Society of Pediatric Nurses. (2007). Position statement on child health content in the undergraduate curriculum. Retrieved on-line: February 21, 2011. http://www.pedsnurses.org/component/option,com_docman/Itemid,222/task,doc_view/gid,102/. Stanton, M. W. (2004). Hospital nurse staffing and quality of care. Agency for Healthcare Research and Quality Research in Action Issue 14. Rockville, MD: AHRQ Pub. No. 04-0029. Stratton, K. M. (2008). Pediatric nurse staffing and quality of care in the hospital setting. Journal of Nursing Care Quality, 23(2); 105-114. Woodring, B. (Ed.). (1998). Standards and guidelines for pre-licensure and early professional education for nursing care of children and their families. DDHS, Bureau of MCH, Document #H112R77. Washington, DC: US Government Printing Office.

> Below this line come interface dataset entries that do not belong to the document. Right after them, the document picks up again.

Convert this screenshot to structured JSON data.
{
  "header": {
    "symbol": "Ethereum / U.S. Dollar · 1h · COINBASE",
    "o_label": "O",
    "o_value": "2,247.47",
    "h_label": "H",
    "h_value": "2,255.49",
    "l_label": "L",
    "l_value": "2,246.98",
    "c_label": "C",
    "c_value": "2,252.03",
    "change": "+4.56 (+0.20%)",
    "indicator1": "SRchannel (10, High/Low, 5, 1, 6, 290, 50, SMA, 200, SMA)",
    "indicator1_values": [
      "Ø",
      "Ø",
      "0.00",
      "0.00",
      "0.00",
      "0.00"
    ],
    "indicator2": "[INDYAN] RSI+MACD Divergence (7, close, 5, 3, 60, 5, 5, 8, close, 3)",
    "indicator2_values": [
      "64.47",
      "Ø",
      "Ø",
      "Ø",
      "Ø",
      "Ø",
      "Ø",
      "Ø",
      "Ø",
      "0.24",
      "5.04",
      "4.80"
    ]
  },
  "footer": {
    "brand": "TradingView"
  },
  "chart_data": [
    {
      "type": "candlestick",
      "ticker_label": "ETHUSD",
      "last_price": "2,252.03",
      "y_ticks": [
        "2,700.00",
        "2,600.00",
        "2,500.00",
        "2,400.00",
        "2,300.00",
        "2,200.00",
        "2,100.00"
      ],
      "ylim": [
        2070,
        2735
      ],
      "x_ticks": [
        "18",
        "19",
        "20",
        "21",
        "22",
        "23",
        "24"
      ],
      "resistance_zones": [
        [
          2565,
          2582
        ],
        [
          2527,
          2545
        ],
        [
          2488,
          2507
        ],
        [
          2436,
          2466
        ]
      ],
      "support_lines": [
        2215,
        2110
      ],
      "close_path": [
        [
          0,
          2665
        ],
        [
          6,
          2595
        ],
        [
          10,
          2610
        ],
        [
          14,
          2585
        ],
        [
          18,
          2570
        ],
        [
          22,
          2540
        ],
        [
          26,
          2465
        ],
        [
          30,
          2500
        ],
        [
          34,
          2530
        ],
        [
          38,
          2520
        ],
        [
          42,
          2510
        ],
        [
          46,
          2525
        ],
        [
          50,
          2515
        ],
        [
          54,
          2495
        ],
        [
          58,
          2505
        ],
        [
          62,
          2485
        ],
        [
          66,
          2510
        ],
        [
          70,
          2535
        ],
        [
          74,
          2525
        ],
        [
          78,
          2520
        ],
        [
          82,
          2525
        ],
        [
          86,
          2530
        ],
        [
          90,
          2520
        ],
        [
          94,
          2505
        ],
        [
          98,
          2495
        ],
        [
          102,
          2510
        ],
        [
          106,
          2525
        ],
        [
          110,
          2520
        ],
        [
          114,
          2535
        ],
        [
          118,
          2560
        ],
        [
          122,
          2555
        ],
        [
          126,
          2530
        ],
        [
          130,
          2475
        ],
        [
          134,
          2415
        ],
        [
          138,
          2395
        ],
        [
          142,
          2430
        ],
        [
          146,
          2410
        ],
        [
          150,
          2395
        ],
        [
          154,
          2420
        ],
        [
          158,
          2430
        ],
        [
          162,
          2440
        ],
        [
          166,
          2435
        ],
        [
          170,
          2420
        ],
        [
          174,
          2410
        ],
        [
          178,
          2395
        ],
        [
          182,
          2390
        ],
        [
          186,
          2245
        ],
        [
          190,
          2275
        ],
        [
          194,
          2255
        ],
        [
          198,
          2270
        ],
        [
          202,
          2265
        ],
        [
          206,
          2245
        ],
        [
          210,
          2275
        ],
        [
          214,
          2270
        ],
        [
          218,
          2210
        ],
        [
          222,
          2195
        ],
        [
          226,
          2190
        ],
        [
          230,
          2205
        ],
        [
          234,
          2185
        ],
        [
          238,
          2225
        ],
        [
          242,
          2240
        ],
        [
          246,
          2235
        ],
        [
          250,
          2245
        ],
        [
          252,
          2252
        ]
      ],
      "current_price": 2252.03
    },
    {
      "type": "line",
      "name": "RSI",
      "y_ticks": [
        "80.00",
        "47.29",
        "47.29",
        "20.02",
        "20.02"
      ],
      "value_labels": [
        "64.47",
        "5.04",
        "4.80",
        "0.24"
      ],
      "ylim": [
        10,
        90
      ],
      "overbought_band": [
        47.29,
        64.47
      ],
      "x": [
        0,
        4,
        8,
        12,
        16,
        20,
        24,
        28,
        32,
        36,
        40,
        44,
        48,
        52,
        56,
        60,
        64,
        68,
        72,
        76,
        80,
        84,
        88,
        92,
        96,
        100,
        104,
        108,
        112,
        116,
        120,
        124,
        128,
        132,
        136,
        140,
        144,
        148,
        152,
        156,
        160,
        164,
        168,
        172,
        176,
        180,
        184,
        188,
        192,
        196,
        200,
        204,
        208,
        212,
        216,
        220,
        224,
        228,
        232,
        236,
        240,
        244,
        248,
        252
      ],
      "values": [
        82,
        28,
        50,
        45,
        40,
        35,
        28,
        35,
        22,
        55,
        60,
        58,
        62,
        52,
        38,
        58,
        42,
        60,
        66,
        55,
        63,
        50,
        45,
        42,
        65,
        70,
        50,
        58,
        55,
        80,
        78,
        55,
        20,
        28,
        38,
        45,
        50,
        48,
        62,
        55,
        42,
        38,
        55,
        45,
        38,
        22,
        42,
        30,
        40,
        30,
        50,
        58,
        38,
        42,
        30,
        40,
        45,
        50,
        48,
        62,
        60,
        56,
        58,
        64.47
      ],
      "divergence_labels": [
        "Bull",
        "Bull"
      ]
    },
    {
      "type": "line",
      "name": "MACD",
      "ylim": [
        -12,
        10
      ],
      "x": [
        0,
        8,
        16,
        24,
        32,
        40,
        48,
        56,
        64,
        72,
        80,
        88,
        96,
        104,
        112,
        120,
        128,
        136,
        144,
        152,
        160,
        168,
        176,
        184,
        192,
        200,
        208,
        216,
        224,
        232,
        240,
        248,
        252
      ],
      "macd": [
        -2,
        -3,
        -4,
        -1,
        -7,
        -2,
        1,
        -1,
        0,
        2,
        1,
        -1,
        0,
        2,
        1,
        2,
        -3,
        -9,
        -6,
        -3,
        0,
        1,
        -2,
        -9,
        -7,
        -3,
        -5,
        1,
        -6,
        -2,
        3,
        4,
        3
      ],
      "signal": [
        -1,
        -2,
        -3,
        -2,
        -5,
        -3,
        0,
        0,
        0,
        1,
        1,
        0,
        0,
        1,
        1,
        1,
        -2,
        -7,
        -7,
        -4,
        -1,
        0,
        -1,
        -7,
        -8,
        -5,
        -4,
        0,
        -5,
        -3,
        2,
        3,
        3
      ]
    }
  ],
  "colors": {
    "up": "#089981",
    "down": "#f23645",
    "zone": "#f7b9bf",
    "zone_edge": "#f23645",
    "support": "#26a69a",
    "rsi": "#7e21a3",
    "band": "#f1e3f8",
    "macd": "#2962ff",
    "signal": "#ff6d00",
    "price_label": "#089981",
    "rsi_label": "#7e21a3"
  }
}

Safe Staffing Position Statement initially developed: September 7, 2007 by the Public Policy Committee Revised by: Kathleen Van Allen, MSN, RN, CPN, February 2011 Co-Chair, Public Policy Committee Revisions approved by the Public Policy Committee on April 1, 2011 Approved by the SPN Board of Directors on September 2011
Please join StudyMode to read the full document